When you start any serious project, it is hard to satisfy yourself with Unity's simplified scene management system:
- when you load a scene, everything is destroyed
- this behaviour is probably aiming at limiting memory leaks
- it is possible to do incremental scene load and you can specifically tell unity to not destroy things, but still asset survival is very closely linked to scene creation and destruction
- because the loading and instantiation process is very intensive, you will experience app lockdowns during loads
- download and load of scene is tightly coupled with a "get it when you need it" approach which is not very user friendly ^^
- when you want to instantiate a prefab that is not in your scene (ie from code outside a MonoBehaviour), you have a problem...
These problems are especially limiting on mobile, where memory, processing power, and network bandwidth is very limited.
Asset bundles help but you'll have to handle a lot by yourself
Unity comes with a powerful "Asset Bundle" system that can automatically package assets in compressed files that can be used to later access. There are nice additions in the inspector to specify in which bundle each asset should go, but it clearly looks more like a "mod" than a true feature of the engine. For example, you will have to code the creation of asset bundles by yourself in the build process, you will also have to manage loading and dependencies of asset bundles by yourself. In other words Unity gives you the tools and an example on how to do it, but you will have to create your own pipeline for this to work.
Also when you look closer you find additional problems with the way files are loaded or embedded, for example:
- the larger your asset bundle, the higher the chance that loading will fail on an instable mobile network connection. Unfortunately Unity's system will start loading the file from zero, and therefore chances are high that the download will fail again in the middle. A very frustrating situation for the user!
- on Android, the assets are embedded in the jar file, and therefore they are compressed twice and cannot be accessed with standard I/O functions
My AssetMgr and SceneSystem
- All assets that the game uses need to be assigned to small bundles in the inspector
- My custom build process builds asset bundles and optionally uploads them on an ftp server, and/or embeds them in the APK/IPA/EXE
- Asset bundles can be overiden to simulation in Unity Editor so the game can run instantly without building the asset bundles*
- On runtime, everything is downloaded & loaded by my SceneSystem through the AssetMgr before the Scene starts

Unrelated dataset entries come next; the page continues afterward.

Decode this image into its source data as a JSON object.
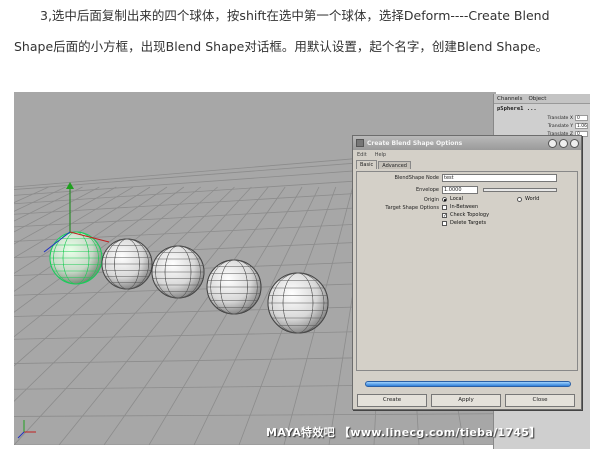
{
  "article": {
    "line1": "3,选中后面复制出来的四个球体，按shift在选中第一个球体，选择Deform----Create Blend",
    "line2": "Shape后面的小方框，出现Blend Shape对话框。用默认设置，起个名字，创建Blend Shape。"
  },
  "channel_box": {
    "tabs": [
      "Channels",
      "Object"
    ],
    "object_name": "pSphere1 ...",
    "rows": [
      {
        "label": "Translate X",
        "value": "0"
      },
      {
        "label": "Translate Y",
        "value": "1.06"
      },
      {
        "label": "Translate Z",
        "value": "0"
      }
    ]
  },
  "dialog": {
    "title": "Create Blend Shape Options",
    "menus": [
      "Edit",
      "Help"
    ],
    "tabs": [
      "Basic",
      "Advanced"
    ],
    "blendshape_node_label": "BlendShape Node",
    "blendshape_node_value": "test",
    "envelope_label": "Envelope",
    "envelope_value": "1.0000",
    "envelope_level": 1.0,
    "origin_label": "Origin",
    "origin_local": "Local",
    "origin_world": "World",
    "target_label": "Target Shape Options",
    "in_between": "In-Between",
    "check_topology": "Check Topology",
    "delete_targets": "Delete Targets",
    "buttons": {
      "create": "Create",
      "apply": "Apply",
      "close": "Close"
    }
  },
  "watermark": "MAYA特效吧 【www.linecg.com/tieba/1745】",
  "icons": [
    "window-icon",
    "minimize-icon",
    "maximize-icon",
    "close-icon",
    "move-manipulator-icon"
  ]
}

- Download is not the same process as loading asset to memory, and can decide if it's best to use embedded assets. Download is managed through BestHTTP, which provides functionality to resume load if it got interrupted. Files can still be discarded at load time in case they are corrupted, thanks to Unity's AssetBundle MD5 check.

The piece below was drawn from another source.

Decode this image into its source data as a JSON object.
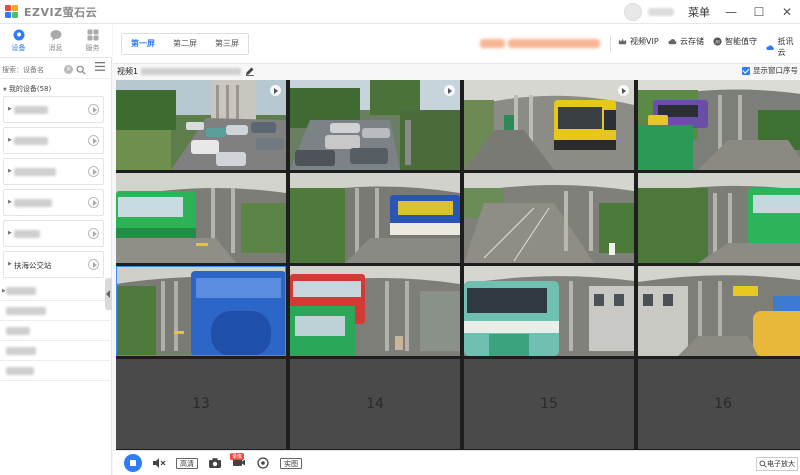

- The game code makes intensive use of AssetMgr to get loaded asset and instantiate prefabs on the fly
- Scene switching is managed by my SceneSystem (each SceneSystem is actually a prefab and not a Unity Scene), and all scenes can run either in the game as a whole, or stand alone. This makes it quicker to jump directly to your scene for debugging purposes.

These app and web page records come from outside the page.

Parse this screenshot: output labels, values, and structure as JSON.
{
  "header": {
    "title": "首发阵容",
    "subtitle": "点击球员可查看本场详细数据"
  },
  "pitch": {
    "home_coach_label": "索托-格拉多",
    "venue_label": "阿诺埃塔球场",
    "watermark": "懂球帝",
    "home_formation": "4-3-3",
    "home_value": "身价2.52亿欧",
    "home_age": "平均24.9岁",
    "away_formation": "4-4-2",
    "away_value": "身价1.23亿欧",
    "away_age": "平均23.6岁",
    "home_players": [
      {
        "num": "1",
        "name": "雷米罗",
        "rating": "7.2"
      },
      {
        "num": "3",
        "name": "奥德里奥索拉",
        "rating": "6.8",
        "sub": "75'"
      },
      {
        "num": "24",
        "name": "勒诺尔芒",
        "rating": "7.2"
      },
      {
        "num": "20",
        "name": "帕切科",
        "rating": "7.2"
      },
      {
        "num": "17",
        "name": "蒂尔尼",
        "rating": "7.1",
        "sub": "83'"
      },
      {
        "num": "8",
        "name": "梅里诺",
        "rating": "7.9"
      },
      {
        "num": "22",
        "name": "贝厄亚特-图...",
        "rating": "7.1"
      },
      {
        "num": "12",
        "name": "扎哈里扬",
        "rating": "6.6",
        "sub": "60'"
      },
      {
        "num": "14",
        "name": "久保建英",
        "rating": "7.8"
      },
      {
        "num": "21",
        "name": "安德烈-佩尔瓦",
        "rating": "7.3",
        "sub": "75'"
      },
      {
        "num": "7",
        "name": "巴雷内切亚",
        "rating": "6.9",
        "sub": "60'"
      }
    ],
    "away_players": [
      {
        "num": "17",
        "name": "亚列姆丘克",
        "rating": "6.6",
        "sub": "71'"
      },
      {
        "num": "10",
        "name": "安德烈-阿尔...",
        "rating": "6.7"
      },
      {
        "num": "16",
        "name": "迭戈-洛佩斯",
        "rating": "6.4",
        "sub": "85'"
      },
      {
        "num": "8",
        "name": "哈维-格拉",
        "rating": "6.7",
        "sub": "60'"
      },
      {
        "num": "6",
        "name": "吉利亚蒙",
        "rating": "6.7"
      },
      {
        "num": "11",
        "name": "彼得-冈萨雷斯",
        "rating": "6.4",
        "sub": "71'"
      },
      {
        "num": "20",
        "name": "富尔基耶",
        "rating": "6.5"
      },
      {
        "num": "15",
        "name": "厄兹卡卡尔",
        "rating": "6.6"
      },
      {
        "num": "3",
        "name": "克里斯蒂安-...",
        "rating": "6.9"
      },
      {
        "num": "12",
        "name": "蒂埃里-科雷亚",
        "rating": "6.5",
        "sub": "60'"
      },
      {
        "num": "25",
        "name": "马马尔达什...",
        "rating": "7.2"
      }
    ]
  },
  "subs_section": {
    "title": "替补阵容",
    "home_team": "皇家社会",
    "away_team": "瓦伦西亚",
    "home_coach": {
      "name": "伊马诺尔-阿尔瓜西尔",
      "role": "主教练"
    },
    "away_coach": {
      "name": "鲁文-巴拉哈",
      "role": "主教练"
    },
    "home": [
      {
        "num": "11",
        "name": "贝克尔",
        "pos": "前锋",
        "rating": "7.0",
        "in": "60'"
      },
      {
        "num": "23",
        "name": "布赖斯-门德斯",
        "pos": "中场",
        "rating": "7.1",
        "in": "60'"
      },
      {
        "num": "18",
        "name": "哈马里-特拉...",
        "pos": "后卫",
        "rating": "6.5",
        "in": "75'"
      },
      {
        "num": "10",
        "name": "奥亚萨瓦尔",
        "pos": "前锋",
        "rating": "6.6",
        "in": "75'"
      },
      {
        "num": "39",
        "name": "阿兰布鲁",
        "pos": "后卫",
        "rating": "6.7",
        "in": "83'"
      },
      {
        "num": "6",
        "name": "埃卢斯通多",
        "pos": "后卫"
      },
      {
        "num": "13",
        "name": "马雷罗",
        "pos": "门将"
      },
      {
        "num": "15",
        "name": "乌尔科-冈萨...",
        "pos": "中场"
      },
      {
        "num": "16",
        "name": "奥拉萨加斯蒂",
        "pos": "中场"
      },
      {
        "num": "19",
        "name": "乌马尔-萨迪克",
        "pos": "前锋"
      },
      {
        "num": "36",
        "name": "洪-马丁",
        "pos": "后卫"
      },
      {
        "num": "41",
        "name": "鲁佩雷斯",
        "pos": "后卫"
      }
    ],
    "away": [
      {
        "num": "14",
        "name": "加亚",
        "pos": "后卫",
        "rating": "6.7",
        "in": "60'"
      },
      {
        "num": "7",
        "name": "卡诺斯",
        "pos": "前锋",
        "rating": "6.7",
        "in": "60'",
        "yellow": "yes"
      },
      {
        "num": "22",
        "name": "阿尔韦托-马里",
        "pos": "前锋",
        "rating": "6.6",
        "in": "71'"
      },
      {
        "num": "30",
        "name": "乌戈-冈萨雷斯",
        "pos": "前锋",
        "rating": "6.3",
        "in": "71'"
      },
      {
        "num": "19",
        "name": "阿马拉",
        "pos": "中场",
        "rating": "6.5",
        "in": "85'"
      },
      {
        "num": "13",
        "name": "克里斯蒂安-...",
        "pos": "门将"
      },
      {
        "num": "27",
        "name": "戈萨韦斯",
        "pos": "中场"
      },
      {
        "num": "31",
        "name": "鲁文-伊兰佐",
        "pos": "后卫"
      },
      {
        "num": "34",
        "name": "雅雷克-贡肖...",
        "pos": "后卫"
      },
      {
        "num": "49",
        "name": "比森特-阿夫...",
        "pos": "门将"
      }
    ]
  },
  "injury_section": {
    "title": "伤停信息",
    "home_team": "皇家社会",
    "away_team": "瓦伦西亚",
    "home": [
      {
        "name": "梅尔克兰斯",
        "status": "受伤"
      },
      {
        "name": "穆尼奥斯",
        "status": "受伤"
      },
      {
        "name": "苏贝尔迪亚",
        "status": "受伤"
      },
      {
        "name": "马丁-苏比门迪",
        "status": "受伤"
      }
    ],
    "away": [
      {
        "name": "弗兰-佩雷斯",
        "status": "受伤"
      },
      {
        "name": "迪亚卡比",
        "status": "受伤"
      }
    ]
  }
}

* this also solves an issue with bundle shaders, since asset bundles are platform-specific it will not contain shaders for your Editor system if you target mobile for example. This will cause some infamous magenta shaded elements in your game if you run it in the editor while using inappropriate bundles.